WHAT YOU HAVE TO DO:
Exactly as given, output all the records that follow.

------ DATASET RECORDS

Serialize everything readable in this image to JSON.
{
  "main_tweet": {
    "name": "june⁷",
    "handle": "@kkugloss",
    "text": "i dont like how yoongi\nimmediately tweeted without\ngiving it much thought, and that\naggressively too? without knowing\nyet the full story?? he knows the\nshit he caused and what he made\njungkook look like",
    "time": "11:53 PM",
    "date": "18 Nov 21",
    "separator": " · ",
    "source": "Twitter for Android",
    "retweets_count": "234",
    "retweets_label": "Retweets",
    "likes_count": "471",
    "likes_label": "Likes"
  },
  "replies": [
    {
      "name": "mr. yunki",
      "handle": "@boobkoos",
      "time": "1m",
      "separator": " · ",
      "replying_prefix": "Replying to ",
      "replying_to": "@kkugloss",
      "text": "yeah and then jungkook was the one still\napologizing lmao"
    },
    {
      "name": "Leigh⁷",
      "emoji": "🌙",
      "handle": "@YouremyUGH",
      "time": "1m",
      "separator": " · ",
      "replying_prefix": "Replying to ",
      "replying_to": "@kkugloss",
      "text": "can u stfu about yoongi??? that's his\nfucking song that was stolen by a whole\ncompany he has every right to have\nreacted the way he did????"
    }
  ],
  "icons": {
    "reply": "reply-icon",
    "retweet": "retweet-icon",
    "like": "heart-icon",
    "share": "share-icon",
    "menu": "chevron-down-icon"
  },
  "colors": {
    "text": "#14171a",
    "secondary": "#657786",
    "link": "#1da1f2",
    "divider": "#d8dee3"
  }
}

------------

RESPONSE FOR THIS EXERCISE:
Serialize everything readable in this image to JSON.
{
  "main_tweet": {
    "name": "june⁷",
    "handle": "@kkugloss",
    "text": "i dont like how yoongi\nimmediately tweeted without\ngiving it much thought, and that\naggressively too? without knowing\nyet the full story?? he knows the\nshit he caused and what he made\njungkook look like",
    "time": "11:53 PM",
    "date": "18 Nov 21",
    "separator": " · ",
    "source": "Twitter for Android",
    "retweets_count": "234",
    "retweets_label": "Retweets",
    "likes_count": "471",
    "likes_label": "Likes"
  },
  "replies": [
    {
      "name": "mr. yunki",
      "handle": "@boobkoos",
      "time": "1m",
      "separator": " · ",
      "replying_prefix": "Replying to ",
      "replying_to": "@kkugloss",
      "text": "yeah and then jungkook was the one still\napologizing lmao"
    },
    {
      "name": "Leigh⁷",
      "emoji": "🌙",
      "handle": "@YouremyUGH",
      "time": "1m",
      "separator": " · ",
      "replying_prefix": "Replying to ",
      "replying_to": "@kkugloss",
      "text": "can u stfu about yoongi??? that's his\nfucking song that was stolen by a whole\ncompany he has every right to have\nreacted the way he did????"
    }
  ],
  "icons": {
    "reply": "reply-icon",
    "retweet": "retweet-icon",
    "like": "heart-icon",
    "share": "share-icon",
    "menu": "chevron-down-icon"
  },
  "colors": {
    "text": "#14171a",
    "secondary": "#657786",
    "link": "#1da1f2",
    "divider": "#d8dee3"
  }
}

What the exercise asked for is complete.